→ **What you have to do**
Work through the entries below and show every line in which "zelf" is found.

[Data extracted from a collection]
/---

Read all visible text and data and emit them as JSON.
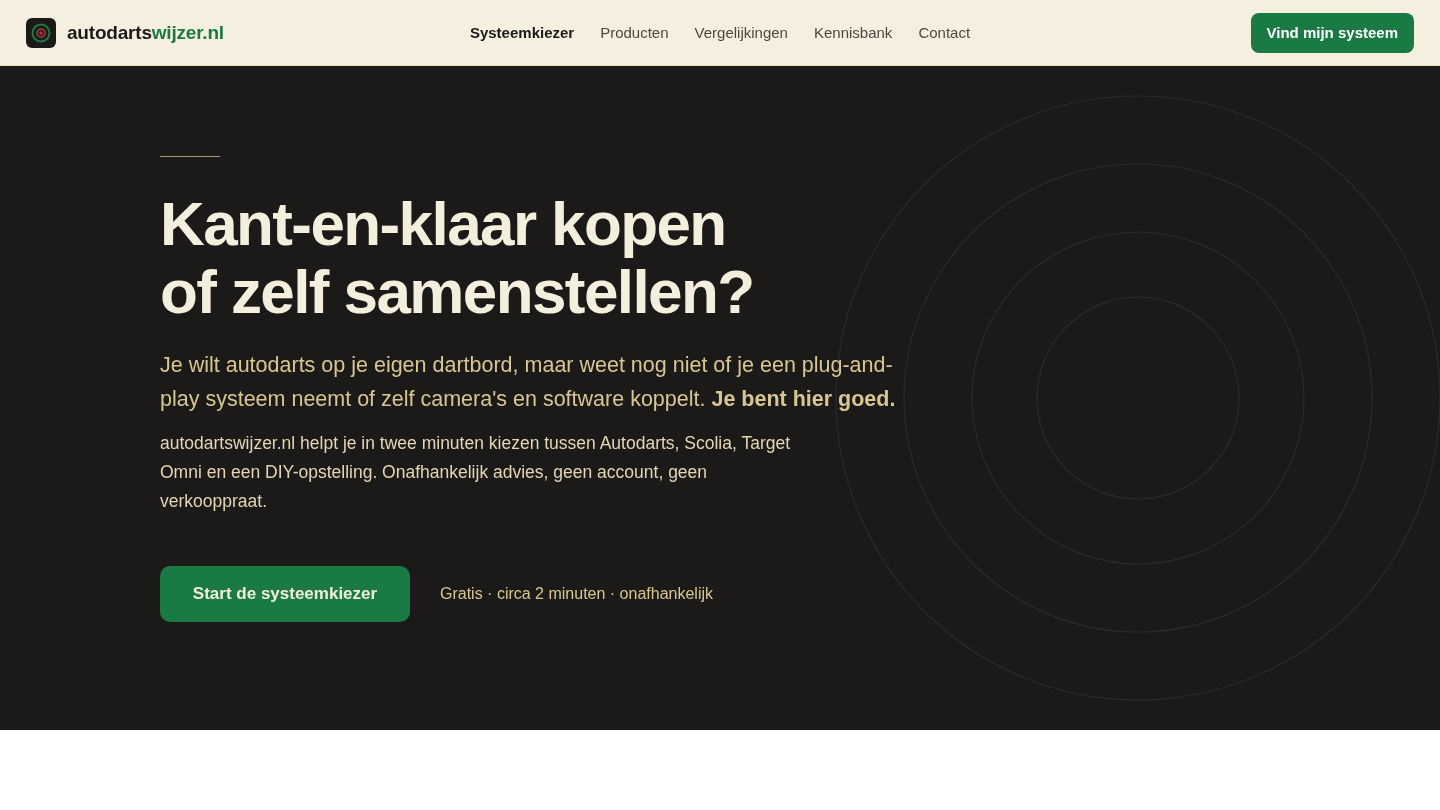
{
  "header": {
    "logo": {
      "name": "autodarts",
      "accent": "wijzer.nl"
    },
    "nav": [
      {
        "label": "Systeemkiezer",
        "selected": true
      },
      {
        "label": "Producten",
        "selected": false
      },
      {
        "label": "Vergelijkingen",
        "selected": false
      },
      {
        "label": "Kennisbank",
        "selected": false
      },
      {
        "label": "Contact",
        "selected": false
      }
    ],
    "cta": "Vind mijn systeem"
  },
  "hero": {
    "heading": [
      "Kant-en-klaar kopen",
      "of zelf samenstellen?"
    ],
    "lead": "Je wilt autodarts op je eigen dartbord, maar weet nog niet of je een plug-and-play systeem neemt of zelf camera's en software koppelt. **Je bent hier goed.**",
    "body": "autodartswijzer.nl helpt je in twee minuten kiezen tussen Autodarts, Scolia, Target Omni en een DIY-opstelling. Onafhankelijk advies, geen account, geen verkooppraat.",
    "button": "Start de systeemkiezer",
    "meta": "Gratis · circa 2 minuten · onafhankelijk"
  }
}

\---

→ **Reply to the exercise**
      "of zelf samenstellen?"
    "lead": "Je wilt autodarts op je eigen dartbord, maar weet nog niet of je een plug-and-play systeem neemt of zelf camera's en software koppelt. **Je bent hier goed.**",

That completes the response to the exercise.